TASK TO CARRY OUT: In the records that come next, find every line with "지방소득세". Return those lines.

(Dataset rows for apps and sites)
<<<<

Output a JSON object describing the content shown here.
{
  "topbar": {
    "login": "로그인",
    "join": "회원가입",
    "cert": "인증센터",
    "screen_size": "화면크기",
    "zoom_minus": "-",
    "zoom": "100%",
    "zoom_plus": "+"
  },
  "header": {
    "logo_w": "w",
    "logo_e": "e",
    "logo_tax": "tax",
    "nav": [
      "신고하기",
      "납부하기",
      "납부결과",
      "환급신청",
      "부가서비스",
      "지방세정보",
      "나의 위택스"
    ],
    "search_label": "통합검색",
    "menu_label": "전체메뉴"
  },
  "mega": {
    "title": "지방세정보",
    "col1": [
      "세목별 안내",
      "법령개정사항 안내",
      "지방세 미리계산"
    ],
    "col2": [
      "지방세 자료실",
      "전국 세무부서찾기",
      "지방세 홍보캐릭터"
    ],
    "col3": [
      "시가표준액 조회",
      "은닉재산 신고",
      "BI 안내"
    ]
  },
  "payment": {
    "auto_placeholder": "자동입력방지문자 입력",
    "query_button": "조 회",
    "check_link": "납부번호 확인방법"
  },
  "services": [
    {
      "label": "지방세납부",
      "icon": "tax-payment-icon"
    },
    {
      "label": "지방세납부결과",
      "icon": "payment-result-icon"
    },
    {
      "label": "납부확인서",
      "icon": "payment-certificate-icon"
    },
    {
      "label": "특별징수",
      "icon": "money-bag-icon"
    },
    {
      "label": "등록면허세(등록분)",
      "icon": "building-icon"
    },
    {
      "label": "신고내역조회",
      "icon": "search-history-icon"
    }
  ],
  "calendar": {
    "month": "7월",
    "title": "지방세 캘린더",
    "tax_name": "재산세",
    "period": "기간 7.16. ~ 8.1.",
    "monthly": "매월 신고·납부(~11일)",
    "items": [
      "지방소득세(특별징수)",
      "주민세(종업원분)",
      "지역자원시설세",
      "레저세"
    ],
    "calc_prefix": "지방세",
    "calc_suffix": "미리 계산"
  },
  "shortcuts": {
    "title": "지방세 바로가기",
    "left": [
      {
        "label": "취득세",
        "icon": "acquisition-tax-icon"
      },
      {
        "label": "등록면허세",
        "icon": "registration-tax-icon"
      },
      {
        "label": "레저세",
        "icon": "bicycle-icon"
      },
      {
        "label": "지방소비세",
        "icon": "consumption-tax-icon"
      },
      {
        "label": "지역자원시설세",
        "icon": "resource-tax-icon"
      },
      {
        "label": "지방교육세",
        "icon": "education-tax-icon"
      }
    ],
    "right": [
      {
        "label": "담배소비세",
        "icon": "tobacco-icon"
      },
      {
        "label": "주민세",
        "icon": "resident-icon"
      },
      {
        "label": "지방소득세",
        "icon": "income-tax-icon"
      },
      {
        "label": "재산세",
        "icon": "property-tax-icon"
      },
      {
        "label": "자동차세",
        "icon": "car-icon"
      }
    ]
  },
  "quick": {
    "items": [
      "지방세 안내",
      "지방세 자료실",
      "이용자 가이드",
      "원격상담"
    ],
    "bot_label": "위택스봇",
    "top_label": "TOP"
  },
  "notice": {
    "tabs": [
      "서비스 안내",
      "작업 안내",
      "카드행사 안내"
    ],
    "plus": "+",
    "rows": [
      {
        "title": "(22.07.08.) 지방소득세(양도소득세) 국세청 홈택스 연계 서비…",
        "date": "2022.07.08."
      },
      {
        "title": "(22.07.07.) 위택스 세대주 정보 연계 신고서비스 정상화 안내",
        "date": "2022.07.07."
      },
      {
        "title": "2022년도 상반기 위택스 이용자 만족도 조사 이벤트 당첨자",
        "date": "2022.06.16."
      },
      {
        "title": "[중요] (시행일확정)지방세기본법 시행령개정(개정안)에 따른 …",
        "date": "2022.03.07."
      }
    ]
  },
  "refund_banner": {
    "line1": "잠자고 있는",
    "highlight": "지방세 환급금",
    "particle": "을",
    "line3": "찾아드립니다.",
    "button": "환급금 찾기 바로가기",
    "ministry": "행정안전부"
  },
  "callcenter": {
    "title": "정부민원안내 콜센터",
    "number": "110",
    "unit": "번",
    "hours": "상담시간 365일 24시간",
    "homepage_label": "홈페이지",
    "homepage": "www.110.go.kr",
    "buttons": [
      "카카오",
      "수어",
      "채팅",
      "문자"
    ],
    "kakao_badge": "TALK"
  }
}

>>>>

FINAL ANSWER:
      "지방소득세(특별징수)",
        "label": "지방소득세",
        "title": "(22.07.08.) 지방소득세(양도소득세) 국세청 홈택스 연계 서비…",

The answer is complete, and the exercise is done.